Over many eras of makeup fashion, matte skin has gone in and out of vogue. It’s definitely one of my favorite looks. Being an artist of the 80s, I absolutely adore a seamless matte complexion with pops of vivid color. The ongoing problem, however, has always been how to create and sustain such a complexion without completely traumatizing the skin. This is because traditional mattifying products have typically tended to dehydrate skin and clog pores.
Does Matte makeup Dry Out Skin?
From the early days of stage makeup where enormous powder puffs full of talc-based powders were pounded onto the skin, anyone who wore it felt the constant yoyo of dry to oily extremes throughout the day. And the more powder we used, the more our skin rebounded to a shiny, oily state.
Then in the 80s, some of the biggest makeup brands started launching matte liquid or crème–to–powder foundations and with them, a whole new set of issues began. When first applied, your face would feel so tight and dry that you’d think it was going to crack off. Then, halfway through the day, you were shiny and oily again. It isn’t surprising that such results were the norm of the day considering the technology that we had to work with back then.
The simple truth is that any product that proposes to create long term mattification using drying ingredients is destined for failure. This is because the skin is a living breathing organ that can sense when its moisture is being depleted. Our body’s natural reaction to drying ingredients is to purge oil to compensate for the dryness. It creates a cycle of oiliness and a need for mattifying that never ends. But in the process, we always end up clogging the pores and making the complexion look heavy or caky.
The good news is that our industry has evolved and brands are not only starting to develop new ways to control shine but they’re finding ways to do it without completely trashing the skin. Of course, it’s no surprise that jane iredale the original Skincare makeup has been at the forefront of this movement.
Mattifying Primer That Controls Shine Without Drying
This year, we’re excited to showcase the latest in matte technology with an extraordinary new primer called Smooth Affair Mattifying. The really astonishing element of this primer isn’t only how effectively it controls shine. Its how the formula actually improves skin texture and health while creating the beautiful matte makeup lookwe’ve all been searchingfor.
The key to Smooth Affair Mattifying Face Primeris its highly effective ingredient list.

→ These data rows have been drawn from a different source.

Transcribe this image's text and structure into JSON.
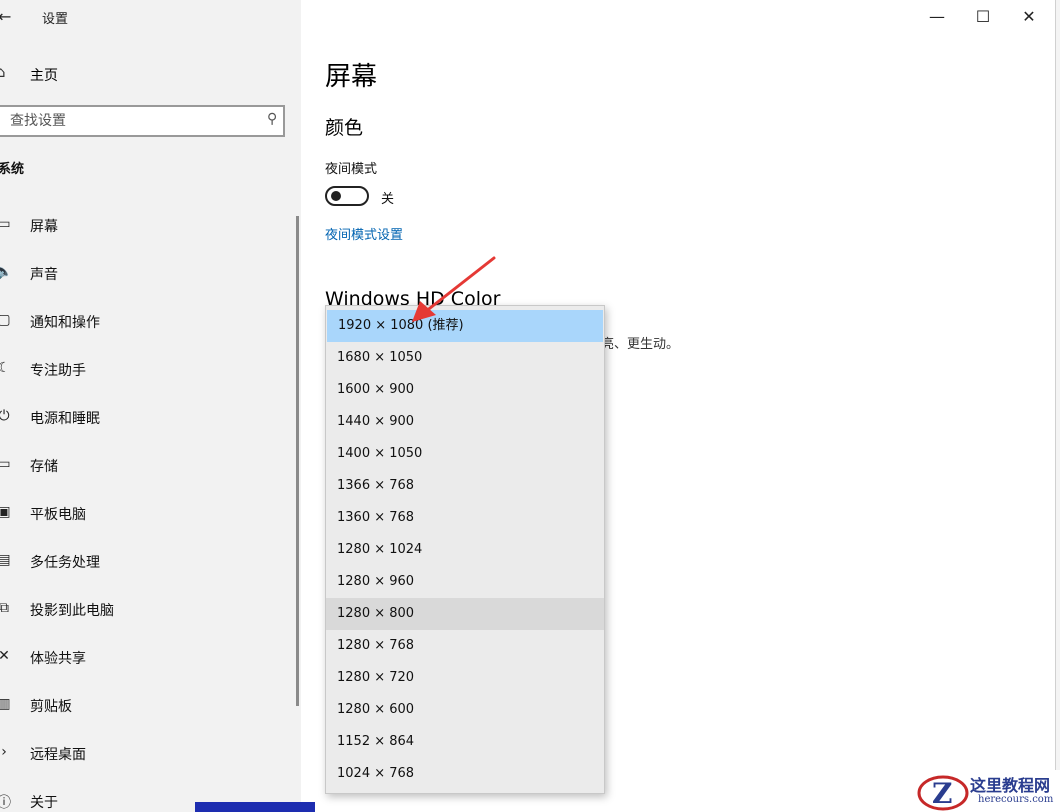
{
  "window": {
    "back_icon": "arrow-left-icon",
    "title": "设置",
    "controls": {
      "minimize": "—",
      "maximize": "☐",
      "close": "✕"
    }
  },
  "sidebar": {
    "home_label": "主页",
    "search_placeholder": "查找设置",
    "section": "系统",
    "items": [
      {
        "label": "屏幕",
        "icon": "monitor-icon"
      },
      {
        "label": "声音",
        "icon": "speaker-icon"
      },
      {
        "label": "通知和操作",
        "icon": "notification-icon"
      },
      {
        "label": "专注助手",
        "icon": "moon-icon"
      },
      {
        "label": "电源和睡眠",
        "icon": "power-icon"
      },
      {
        "label": "存储",
        "icon": "storage-icon"
      },
      {
        "label": "平板电脑",
        "icon": "tablet-icon"
      },
      {
        "label": "多任务处理",
        "icon": "multitask-icon"
      },
      {
        "label": "投影到此电脑",
        "icon": "project-icon"
      },
      {
        "label": "体验共享",
        "icon": "share-icon"
      },
      {
        "label": "剪贴板",
        "icon": "clipboard-icon"
      },
      {
        "label": "远程桌面",
        "icon": "remote-desktop-icon"
      },
      {
        "label": "关于",
        "icon": "info-icon"
      }
    ]
  },
  "main": {
    "page_title": "屏幕",
    "color_heading": "颜色",
    "night_mode_label": "夜间模式",
    "night_mode_state": "关",
    "night_mode_on": false,
    "night_mode_link": "夜间模式设置",
    "hd_heading": "Windows HD Color",
    "hd_desc_visible": "亮、更生动。"
  },
  "resolution_dropdown": {
    "selected": "1920 × 1080 (推荐)",
    "options": [
      "1920 × 1080 (推荐)",
      "1680 × 1050",
      "1600 × 900",
      "1440 × 900",
      "1400 × 1050",
      "1366 × 768",
      "1360 × 768",
      "1280 × 1024",
      "1280 × 960",
      "1280 × 800",
      "1280 × 768",
      "1280 × 720",
      "1280 × 600",
      "1152 × 864",
      "1024 × 768"
    ]
  },
  "watermark": {
    "title": "这里教程网",
    "url": "herecours.com"
  },
  "colors": {
    "sidebar_bg": "#f2f2f2",
    "link": "#0063b1",
    "selected_option": "#a9d6fb",
    "arrow": "#e53935"
  }
}
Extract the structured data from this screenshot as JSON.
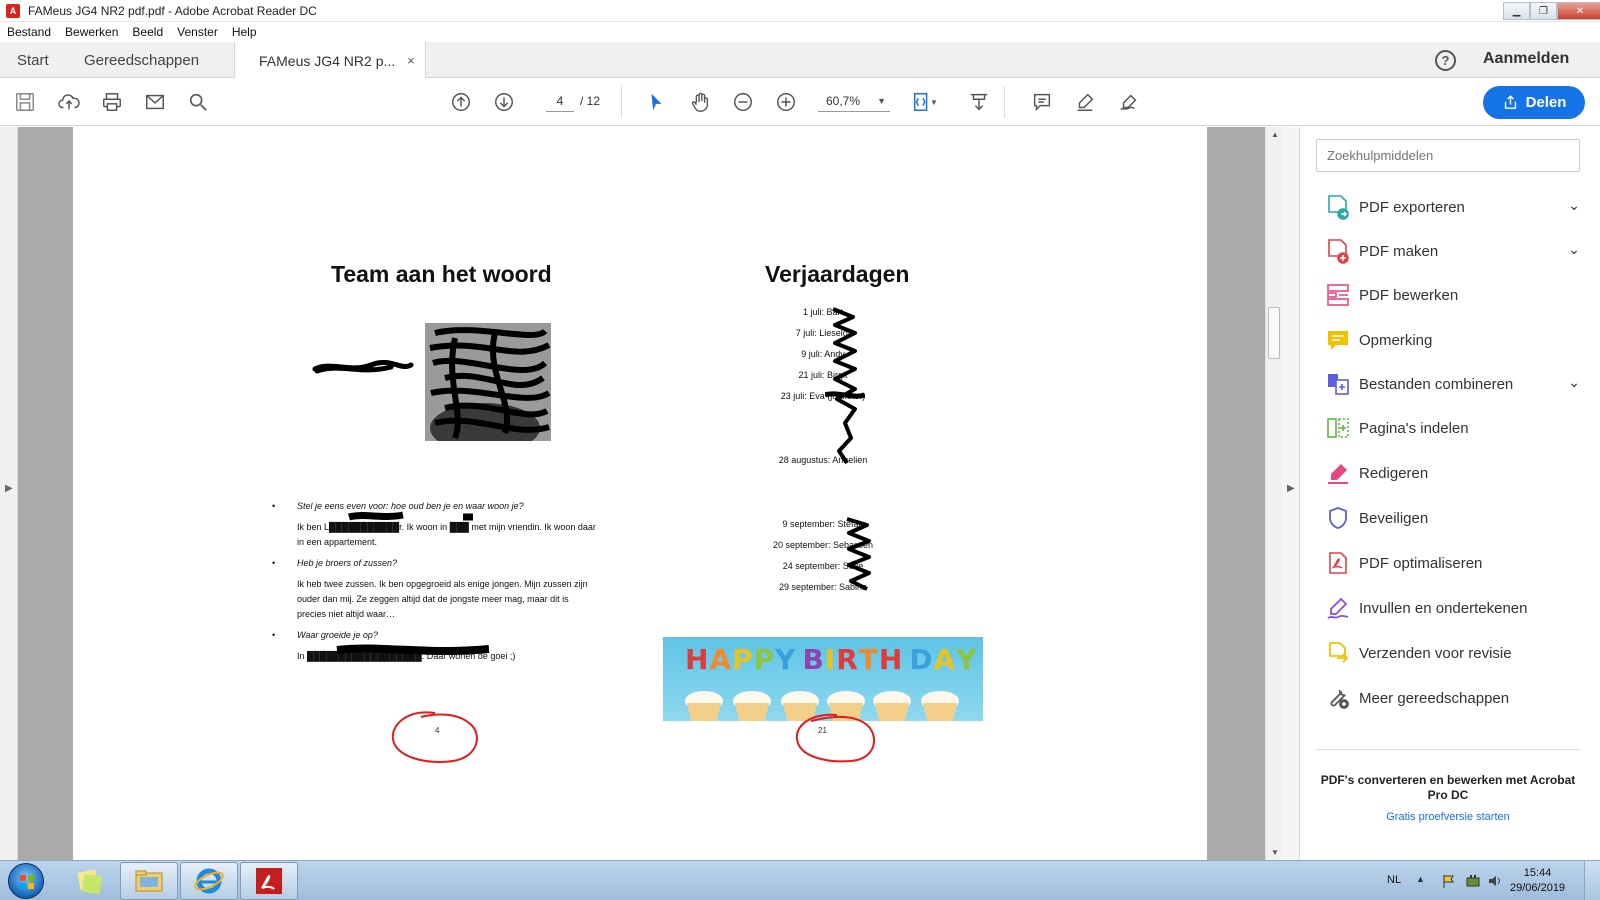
{
  "window": {
    "title": "FAMeus JG4 NR2 pdf.pdf - Adobe Acrobat Reader DC"
  },
  "menu": [
    "Bestand",
    "Bewerken",
    "Beeld",
    "Venster",
    "Help"
  ],
  "tabs": {
    "home": "Start",
    "tools": "Gereedschappen",
    "document": "FAMeus JG4 NR2 p...",
    "close": "×"
  },
  "header": {
    "help": "?",
    "signin": "Aanmelden"
  },
  "toolbar": {
    "current_page": "4",
    "page_total": "/ 12",
    "zoom": "60,7%",
    "share_label": "Delen"
  },
  "document": {
    "left_title": "Team aan het woord",
    "right_title": "Verjaardagen",
    "birthdays_july_aug": [
      "1 juli: Bart",
      "7 juli: Lieselot",
      "9 juli: Andy",
      "21 juli: Birgit",
      "23 juli: Eva (juf...ster)",
      "28 augustus: Annelien"
    ],
    "birthdays_september": [
      "9 september: Stefan",
      "20 september: Sebastien",
      "24 september: Sofie",
      "29 september: Sabina"
    ],
    "interview": [
      {
        "q": "Stel je eens even voor: hoe oud ben je en waar woon je?",
        "a": "Ik ben L███████████r. Ik woon in ███ met mijn vriendin. Ik woon daar in een appartement."
      },
      {
        "q": "Heb je broers of zussen?",
        "a": "Ik heb twee zussen. Ik ben opgegroeid als enige jongen. Mijn zussen zijn ouder dan mij. Ze zeggen altijd dat de jongste meer mag, maar dit is precies niet altijd waar…"
      },
      {
        "q": "Waar groeide je op?",
        "a": "In ██████████████████. Daar wonen de goei ;)"
      }
    ],
    "banner_text": "HAPPY BIRTHDAY",
    "left_page_number": "4",
    "right_page_number": "21"
  },
  "tools_pane": {
    "search_placeholder": "Zoekhulpmiddelen",
    "items": [
      {
        "label": "PDF exporteren",
        "icon": "export-pdf-icon",
        "color": "#2ba7a3",
        "expandable": true
      },
      {
        "label": "PDF maken",
        "icon": "create-pdf-icon",
        "color": "#e0424b",
        "expandable": true
      },
      {
        "label": "PDF bewerken",
        "icon": "edit-pdf-icon",
        "color": "#e5487e",
        "expandable": false
      },
      {
        "label": "Opmerking",
        "icon": "comment-icon",
        "color": "#f2c200",
        "expandable": false
      },
      {
        "label": "Bestanden combineren",
        "icon": "combine-files-icon",
        "color": "#5b5fdb",
        "expandable": true
      },
      {
        "label": "Pagina's indelen",
        "icon": "organize-pages-icon",
        "color": "#5fb83b",
        "expandable": false
      },
      {
        "label": "Redigeren",
        "icon": "redact-icon",
        "color": "#e5487e",
        "expandable": false
      },
      {
        "label": "Beveiligen",
        "icon": "protect-icon",
        "color": "#5b5fdb",
        "expandable": false
      },
      {
        "label": "PDF optimaliseren",
        "icon": "optimize-pdf-icon",
        "color": "#e0424b",
        "expandable": false
      },
      {
        "label": "Invullen en ondertekenen",
        "icon": "fill-sign-icon",
        "color": "#8b4fd6",
        "expandable": false
      },
      {
        "label": "Verzenden voor revisie",
        "icon": "send-review-icon",
        "color": "#f2c200",
        "expandable": false
      },
      {
        "label": "Meer gereedschappen",
        "icon": "more-tools-icon",
        "color": "#555555",
        "expandable": false
      }
    ],
    "promo_title": "PDF's converteren en bewerken met Acrobat Pro DC",
    "promo_link": "Gratis proefversie starten"
  },
  "taskbar": {
    "language": "NL",
    "time": "15:44",
    "date": "29/06/2019"
  }
}
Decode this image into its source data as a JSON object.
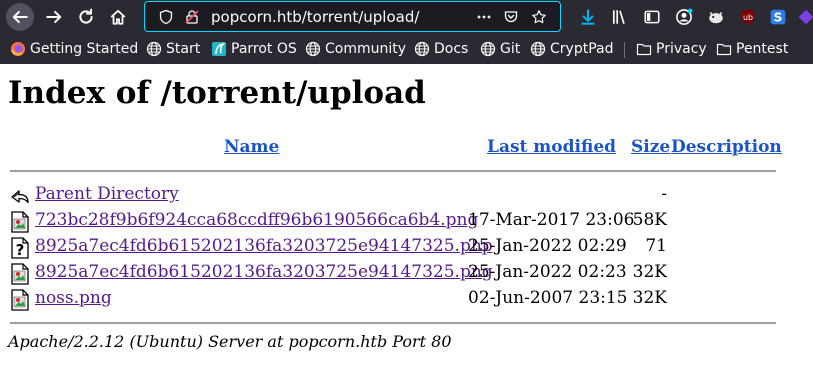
{
  "browser": {
    "url": "popcorn.htb/torrent/upload/",
    "bookmarks": [
      {
        "label": "Getting Started",
        "icon": "firefox-icon"
      },
      {
        "label": "Start",
        "icon": "globe-icon"
      },
      {
        "label": "Parrot OS",
        "icon": "parrot-icon"
      },
      {
        "label": "Community",
        "icon": "globe-icon"
      },
      {
        "label": "Docs",
        "icon": "globe-icon"
      },
      {
        "label": "Git",
        "icon": "globe-icon"
      },
      {
        "label": "CryptPad",
        "icon": "globe-icon"
      },
      {
        "label": "Privacy",
        "icon": "folder-icon"
      },
      {
        "label": "Pentest",
        "icon": "folder-icon"
      }
    ],
    "colors": {
      "chrome": "#2b2a33",
      "urlbar": "#1c1b22",
      "focus": "#00ddff",
      "download": "#00b3f4"
    }
  },
  "page": {
    "title": "Index of /torrent/upload",
    "columns": {
      "name": "Name",
      "modified": "Last modified",
      "size": "Size",
      "description": "Description"
    },
    "rows": [
      {
        "name": "Parent Directory",
        "modified": "",
        "size": "-",
        "icon": "back-icon"
      },
      {
        "name": "723bc28f9b6f924cca68ccdff96b6190566ca6b4.png",
        "modified": "17-Mar-2017 23:06",
        "size": "58K",
        "icon": "image-icon"
      },
      {
        "name": "8925a7ec4fd6b615202136fa3203725e94147325.php",
        "modified": "25-Jan-2022 02:29",
        "size": "71",
        "icon": "unknown-icon"
      },
      {
        "name": "8925a7ec4fd6b615202136fa3203725e94147325.png",
        "modified": "25-Jan-2022 02:23",
        "size": "32K",
        "icon": "image-icon"
      },
      {
        "name": "noss.png",
        "modified": "02-Jun-2007 23:15",
        "size": "32K",
        "icon": "image-icon"
      }
    ],
    "footer": "Apache/2.2.12 (Ubuntu) Server at popcorn.htb Port 80"
  }
}
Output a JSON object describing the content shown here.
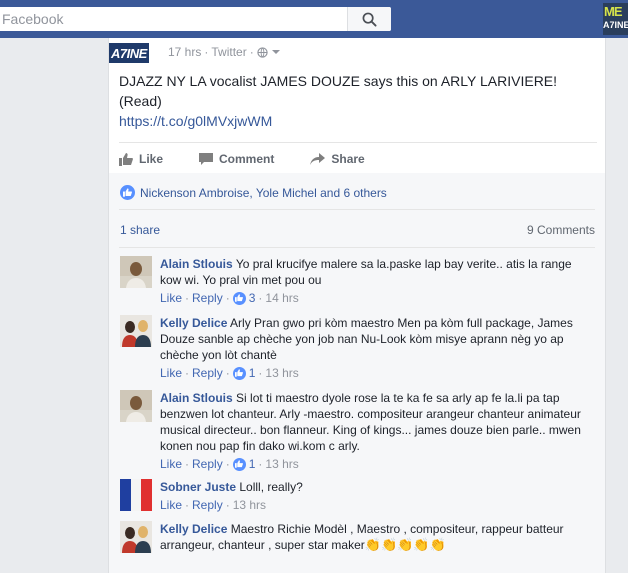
{
  "topbar": {
    "search_placeholder": "Facebook",
    "side_logo_top": "ME",
    "side_logo_bottom": "A7INE"
  },
  "post": {
    "avatar_text": "A7INE",
    "meta_time": "17 hrs",
    "meta_sep": "·",
    "meta_source": "Twitter",
    "meta_sep2": "·",
    "text": "DJAZZ NY LA vocalist JAMES DOUZE says this on ARLY LARIVIERE! (Read)",
    "link": "https://t.co/g0lMVxjwWM",
    "actions": {
      "like": "Like",
      "comment": "Comment",
      "share": "Share"
    },
    "likers": "Nickenson Ambroise, Yole Michel and 6 others",
    "shares": "1 share",
    "comments_count": "9 Comments"
  },
  "comments": [
    {
      "name": "Alain Stlouis",
      "text": "Yo pral krucifye malere sa la.paske lap bay verite.. atis la range kow wi. Yo pral vin met pou ou",
      "like": "Like",
      "reply": "Reply",
      "sep": "·",
      "likes": "3",
      "time": "14 hrs"
    },
    {
      "name": "Kelly Delice",
      "text": "Arly Pran gwo pri kòm maestro Men pa kòm full package, James Douze sanble ap chèche yon job nan Nu-Look kòm misye aprann nèg yo ap chèche yon lòt chantè",
      "like": "Like",
      "reply": "Reply",
      "sep": "·",
      "likes": "1",
      "time": "13 hrs"
    },
    {
      "name": "Alain Stlouis",
      "text": "Si lot ti maestro dyole rose la te ka fe sa arly ap fe la.li pa tap benzwen lot chanteur. Arly -maestro. compositeur arangeur chanteur animateur musical directeur.. bon flanneur. King of kings... james douze bien parle.. mwen konen nou pap fin dako wi.kom c arly.",
      "like": "Like",
      "reply": "Reply",
      "sep": "·",
      "likes": "1",
      "time": "13 hrs"
    },
    {
      "name": "Sobner Juste",
      "text": "Lolll, really?",
      "like": "Like",
      "reply": "Reply",
      "sep": "·",
      "time": "13 hrs"
    },
    {
      "name": "Kelly Delice",
      "text": "Maestro Richie Modèl , Maestro , compositeur, rappeur batteur arrangeur, chanteur , super star maker",
      "claps": "👏👏👏👏👏"
    }
  ],
  "colors": {
    "brand": "#3b5998",
    "link": "#365899",
    "like_blue": "#5890ff"
  }
}
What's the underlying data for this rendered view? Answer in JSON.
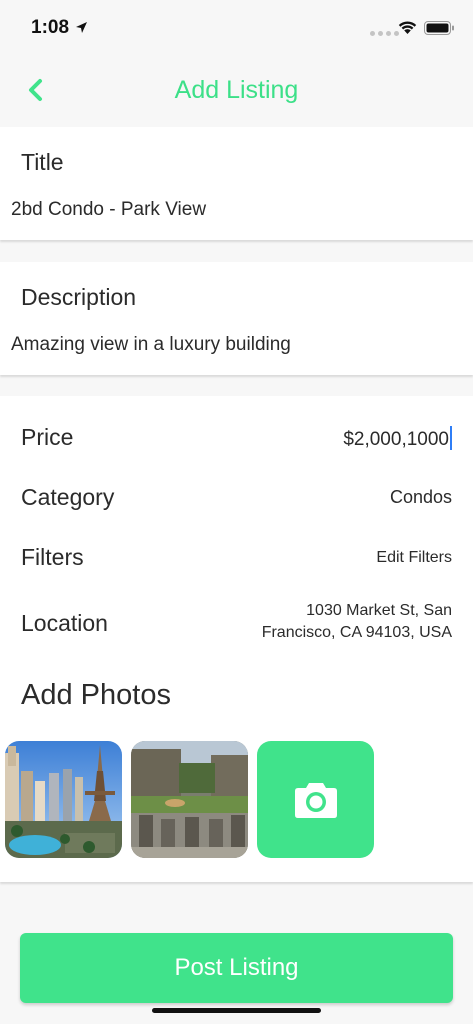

- We start with Hibiscus Extract which supports the skin’s elasticity and prevents water loss. This compound is also excellent for improving the skin’s natural repair process and giving it a more youthful appearance.
- Next we include Rose Geranium Leaf Extract which helps protect and repair the skin from UV damage as well as providing powerful antioxidant protection.
- But the key ingredient for mattifying is Red Algae extract. Not only does Red Algae help regulate sebum production but it also supports the skin’s natural oil-moisture ratio for a smooth matte appearance.
- We also include Titanium Dioxide which helps to create a more flawless finish.
Over and above the therapeutic benefits of the ingredients we do use, this formula also provides excellent wear for people who have sensitivity or reactions to traditional primers because, of course, we leave out all of the top sensitizers that are in traditional primers. What’s left is performance the likes of which you’ve never seen. We think you’re really going to love the way it looks and feels on your skin.
How To Use Smooth Affair Mattifying Face Primer
Our recommendation is to try it under your favorite jane iredale foundation and look at the long-term results.
Here are some suggested products to combine Smooth Affair Mattifying Face Primer with:
As the summer months progress and your skin starts to produce more perspiration and sebum, Smooth Affair Mattifying Face Primermay become your favorite new complexion product. Let us know what you think and we look forward to hearing from you!
Originally published at janeiredale.com